Accounting rules and the future of web startups

I love Paul Graham’sessays. Although longer than my usual reading allows the best way to read them is to star them on my google reader and read them later on the plane when I have downtime. He’s got a latest piece on the future of web startups. Dave’s got a summary but I think the main point is the “barrier to entry” is so much lower (costs, risk, etc.) that there will be a lot more startups than before. I have 3 important but different points than the ones either Dave or HipMojomake.

1. When I was at Cisco (1995+) we used to joke that Cisco purchased companies more often than we went grocery shopping. The times were good. You could buy companies with stock (Cisco’s stock was a huge premium then) and not have to worry about it. Not so any more. More companies are acquiring in mostly cash and some stock. Why? Accounting rules. Its just not possible for a lot of companies (save Google and a few others) to acquire companies for cash consistently. FAS 128 makes it difficult.

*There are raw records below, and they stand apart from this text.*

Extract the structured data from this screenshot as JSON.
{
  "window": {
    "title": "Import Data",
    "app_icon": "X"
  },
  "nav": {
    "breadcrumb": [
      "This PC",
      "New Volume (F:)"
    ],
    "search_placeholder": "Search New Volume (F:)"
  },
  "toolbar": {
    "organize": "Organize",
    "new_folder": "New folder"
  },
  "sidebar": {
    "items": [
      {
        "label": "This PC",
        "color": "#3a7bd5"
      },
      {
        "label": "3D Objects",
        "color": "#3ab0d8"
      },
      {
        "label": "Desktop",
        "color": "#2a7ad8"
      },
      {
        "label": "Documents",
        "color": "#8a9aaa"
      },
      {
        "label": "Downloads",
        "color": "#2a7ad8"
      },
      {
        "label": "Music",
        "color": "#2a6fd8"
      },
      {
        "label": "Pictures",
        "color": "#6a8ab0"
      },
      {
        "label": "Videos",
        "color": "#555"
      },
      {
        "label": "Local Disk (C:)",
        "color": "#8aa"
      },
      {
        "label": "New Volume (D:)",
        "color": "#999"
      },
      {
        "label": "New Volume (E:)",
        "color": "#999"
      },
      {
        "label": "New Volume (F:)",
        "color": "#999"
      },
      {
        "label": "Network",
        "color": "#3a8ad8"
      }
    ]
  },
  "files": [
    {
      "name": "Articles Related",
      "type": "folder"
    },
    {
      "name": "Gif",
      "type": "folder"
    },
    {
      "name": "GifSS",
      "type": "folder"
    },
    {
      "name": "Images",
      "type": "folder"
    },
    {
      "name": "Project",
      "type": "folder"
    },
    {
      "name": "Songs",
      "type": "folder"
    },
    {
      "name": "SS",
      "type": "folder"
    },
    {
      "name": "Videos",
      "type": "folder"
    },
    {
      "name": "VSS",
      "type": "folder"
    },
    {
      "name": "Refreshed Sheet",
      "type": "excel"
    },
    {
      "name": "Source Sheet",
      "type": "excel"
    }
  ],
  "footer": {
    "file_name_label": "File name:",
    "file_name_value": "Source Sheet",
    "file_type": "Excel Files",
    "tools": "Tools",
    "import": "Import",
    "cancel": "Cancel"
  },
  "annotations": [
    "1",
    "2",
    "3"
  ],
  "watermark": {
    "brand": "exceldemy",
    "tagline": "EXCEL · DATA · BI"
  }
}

Previously, companies were required to amortize
goodwill over a long time (40 years), and this non-cash expense reduced
reported (GAAP) EPS. FAS 142 eliminates amortization and institutes an
annual impairment test. This article will briefly review the potential
impact of these changes on reported earnings. We expect the changes to
start impacting earnings by the end of 2001. 

2. The BIGGEST hurdle in doing acquisitions is the “integration” the day after. If as Paul suggests lot more companies get acquired, this creates a HUGE strain on the acquiring company. Regardless of whether you are acquiring 2 person startup or a 2000 person organization, the integration is tedious, complex and often time consuming.

3. Sourcing and having a acquisition “champion and owner“. The real power of the acquisition is after the combined entity has something valuable together (as in 1+1=10). Even at Mercury we did about 7+ (2 were extremely successful) acquisitions in 3 years and getting an executive to “own and champion” the acquisition is difficult. Not because they don’t want to do it, but more because they have a day job. Keeping the role of champion outside of the organization that wants this acquisition done is also a problem.

So, I agree the costs of starting a company are lower now, but also think if you do get a downturn the “opportunity costs” for any individual working for a $200K job at Google versus $60K + bread + water is too high. People will go back to the “safe bet” when the market does (and it will) turn for the worse.

I agree though that these are best times for entrepreneurs.